App and web page records
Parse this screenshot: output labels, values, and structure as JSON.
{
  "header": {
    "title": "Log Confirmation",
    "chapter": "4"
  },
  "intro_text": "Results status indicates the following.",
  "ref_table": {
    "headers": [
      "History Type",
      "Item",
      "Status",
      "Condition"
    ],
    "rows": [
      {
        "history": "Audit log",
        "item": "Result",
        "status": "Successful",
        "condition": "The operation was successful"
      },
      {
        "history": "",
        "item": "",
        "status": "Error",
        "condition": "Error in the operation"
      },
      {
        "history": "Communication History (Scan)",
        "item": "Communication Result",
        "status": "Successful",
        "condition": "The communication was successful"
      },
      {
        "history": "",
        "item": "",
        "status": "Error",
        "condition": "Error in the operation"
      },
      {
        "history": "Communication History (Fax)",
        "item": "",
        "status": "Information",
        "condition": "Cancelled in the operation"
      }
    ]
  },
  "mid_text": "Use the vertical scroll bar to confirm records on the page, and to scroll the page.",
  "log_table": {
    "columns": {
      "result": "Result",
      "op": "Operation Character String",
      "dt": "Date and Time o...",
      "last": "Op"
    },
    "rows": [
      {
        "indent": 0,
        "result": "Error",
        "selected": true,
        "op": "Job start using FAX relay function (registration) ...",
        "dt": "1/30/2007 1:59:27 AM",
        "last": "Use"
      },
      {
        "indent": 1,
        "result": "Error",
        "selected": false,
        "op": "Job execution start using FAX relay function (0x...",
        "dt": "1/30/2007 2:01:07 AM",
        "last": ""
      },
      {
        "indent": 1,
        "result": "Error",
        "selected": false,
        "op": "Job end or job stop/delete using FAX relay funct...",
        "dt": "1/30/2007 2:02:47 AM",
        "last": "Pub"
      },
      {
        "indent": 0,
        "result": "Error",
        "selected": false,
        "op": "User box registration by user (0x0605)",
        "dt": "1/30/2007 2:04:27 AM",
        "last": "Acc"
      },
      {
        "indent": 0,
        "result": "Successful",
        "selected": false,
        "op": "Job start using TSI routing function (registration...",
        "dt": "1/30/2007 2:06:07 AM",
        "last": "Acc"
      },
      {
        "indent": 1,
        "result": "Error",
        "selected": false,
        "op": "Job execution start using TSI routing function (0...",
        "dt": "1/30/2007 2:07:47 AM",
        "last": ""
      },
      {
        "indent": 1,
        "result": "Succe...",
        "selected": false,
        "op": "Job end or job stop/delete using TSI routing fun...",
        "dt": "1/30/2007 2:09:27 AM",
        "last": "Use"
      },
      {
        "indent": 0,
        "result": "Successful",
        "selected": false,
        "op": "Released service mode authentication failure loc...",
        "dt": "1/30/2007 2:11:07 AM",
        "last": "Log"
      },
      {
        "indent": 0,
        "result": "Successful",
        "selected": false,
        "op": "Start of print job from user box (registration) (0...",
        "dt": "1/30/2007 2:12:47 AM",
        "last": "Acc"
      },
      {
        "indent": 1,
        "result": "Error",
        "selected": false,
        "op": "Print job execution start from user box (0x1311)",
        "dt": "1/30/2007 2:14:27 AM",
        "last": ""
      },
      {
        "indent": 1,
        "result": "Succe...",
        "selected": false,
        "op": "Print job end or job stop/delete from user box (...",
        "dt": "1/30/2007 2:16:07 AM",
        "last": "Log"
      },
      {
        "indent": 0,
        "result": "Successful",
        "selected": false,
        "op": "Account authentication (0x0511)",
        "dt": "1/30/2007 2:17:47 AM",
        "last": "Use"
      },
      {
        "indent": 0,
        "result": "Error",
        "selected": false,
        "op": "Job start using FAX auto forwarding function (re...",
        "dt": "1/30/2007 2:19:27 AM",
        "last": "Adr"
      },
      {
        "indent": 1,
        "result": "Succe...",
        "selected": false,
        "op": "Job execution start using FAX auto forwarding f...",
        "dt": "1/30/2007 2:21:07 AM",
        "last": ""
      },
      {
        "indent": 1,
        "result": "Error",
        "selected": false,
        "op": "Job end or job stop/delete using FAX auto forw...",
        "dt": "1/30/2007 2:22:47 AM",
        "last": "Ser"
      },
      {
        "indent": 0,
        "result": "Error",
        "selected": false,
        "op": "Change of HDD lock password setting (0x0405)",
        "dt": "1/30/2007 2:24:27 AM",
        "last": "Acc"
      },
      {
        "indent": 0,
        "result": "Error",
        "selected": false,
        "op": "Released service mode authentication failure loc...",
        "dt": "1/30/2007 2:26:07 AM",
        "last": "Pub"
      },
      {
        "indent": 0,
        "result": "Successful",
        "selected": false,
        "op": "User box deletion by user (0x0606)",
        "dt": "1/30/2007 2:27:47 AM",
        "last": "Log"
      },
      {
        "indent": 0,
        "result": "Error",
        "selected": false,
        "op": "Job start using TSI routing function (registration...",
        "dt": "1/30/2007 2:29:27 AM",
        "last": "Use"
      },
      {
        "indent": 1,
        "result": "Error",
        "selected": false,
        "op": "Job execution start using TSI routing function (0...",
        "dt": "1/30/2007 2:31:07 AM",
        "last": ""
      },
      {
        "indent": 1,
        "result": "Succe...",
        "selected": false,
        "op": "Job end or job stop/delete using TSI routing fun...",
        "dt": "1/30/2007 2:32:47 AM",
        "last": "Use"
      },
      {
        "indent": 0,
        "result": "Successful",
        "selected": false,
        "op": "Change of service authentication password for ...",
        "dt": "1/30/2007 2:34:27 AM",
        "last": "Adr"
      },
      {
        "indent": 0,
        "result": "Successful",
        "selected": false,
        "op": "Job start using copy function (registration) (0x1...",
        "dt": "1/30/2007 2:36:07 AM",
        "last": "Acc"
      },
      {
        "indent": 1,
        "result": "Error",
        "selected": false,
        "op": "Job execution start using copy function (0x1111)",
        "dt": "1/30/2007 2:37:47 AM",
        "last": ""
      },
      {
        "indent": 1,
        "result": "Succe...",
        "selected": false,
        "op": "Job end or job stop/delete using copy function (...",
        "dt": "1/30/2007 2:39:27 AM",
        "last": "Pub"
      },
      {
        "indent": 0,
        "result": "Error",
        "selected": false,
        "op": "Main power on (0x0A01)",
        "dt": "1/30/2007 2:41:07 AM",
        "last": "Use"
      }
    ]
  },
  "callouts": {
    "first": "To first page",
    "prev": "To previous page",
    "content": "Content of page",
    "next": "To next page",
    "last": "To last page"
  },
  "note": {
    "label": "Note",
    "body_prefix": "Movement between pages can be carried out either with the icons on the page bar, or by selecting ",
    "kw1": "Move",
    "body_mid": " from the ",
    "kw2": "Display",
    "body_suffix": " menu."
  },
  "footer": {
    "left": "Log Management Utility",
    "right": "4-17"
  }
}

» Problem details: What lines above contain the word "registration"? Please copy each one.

» Solution for this task:
        "op": "Job start using FAX relay function (registration) ...",
        "op": "User box registration by user (0x0605)",
        "op": "Job start using TSI routing function (registration...",
        "op": "Start of print job from user box (registration) (0...",
        "op": "Job start using TSI routing function (registration...",
        "op": "Job start using copy function (registration) (0x1...",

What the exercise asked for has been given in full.